BEGIN AVAILABLE RECORDS

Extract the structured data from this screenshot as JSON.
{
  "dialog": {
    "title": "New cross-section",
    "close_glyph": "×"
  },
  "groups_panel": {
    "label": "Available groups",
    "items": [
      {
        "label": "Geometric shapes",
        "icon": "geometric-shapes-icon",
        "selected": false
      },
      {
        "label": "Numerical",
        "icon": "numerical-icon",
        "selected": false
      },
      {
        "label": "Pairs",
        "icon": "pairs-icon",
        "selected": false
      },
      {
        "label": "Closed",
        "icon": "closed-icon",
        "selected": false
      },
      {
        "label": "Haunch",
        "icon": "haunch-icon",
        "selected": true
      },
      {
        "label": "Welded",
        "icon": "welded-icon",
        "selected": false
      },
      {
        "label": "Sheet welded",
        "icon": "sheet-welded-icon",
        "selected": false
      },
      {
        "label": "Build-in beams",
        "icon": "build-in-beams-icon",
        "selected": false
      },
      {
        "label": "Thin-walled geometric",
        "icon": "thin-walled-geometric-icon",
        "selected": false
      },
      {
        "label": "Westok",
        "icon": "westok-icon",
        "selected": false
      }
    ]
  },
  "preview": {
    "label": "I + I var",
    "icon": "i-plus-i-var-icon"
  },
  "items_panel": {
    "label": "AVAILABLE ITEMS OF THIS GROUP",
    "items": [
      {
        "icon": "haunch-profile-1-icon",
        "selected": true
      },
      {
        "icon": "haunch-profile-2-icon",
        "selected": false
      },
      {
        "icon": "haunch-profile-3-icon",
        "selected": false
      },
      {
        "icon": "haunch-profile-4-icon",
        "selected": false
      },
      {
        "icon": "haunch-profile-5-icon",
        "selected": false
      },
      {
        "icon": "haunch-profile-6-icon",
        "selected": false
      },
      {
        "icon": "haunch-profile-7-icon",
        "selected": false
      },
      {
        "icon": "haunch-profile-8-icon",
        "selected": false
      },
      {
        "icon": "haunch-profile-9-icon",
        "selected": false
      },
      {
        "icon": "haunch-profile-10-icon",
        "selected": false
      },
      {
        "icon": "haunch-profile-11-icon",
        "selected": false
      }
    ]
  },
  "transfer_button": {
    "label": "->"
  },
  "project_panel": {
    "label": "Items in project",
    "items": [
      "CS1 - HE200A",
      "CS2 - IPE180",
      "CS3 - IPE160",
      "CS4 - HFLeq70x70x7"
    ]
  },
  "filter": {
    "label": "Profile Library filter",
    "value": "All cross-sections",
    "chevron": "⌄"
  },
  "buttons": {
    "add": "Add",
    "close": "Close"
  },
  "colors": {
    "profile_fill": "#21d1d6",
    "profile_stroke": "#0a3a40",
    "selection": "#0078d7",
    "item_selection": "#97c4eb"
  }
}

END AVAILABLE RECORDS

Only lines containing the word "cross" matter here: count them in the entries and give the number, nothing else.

2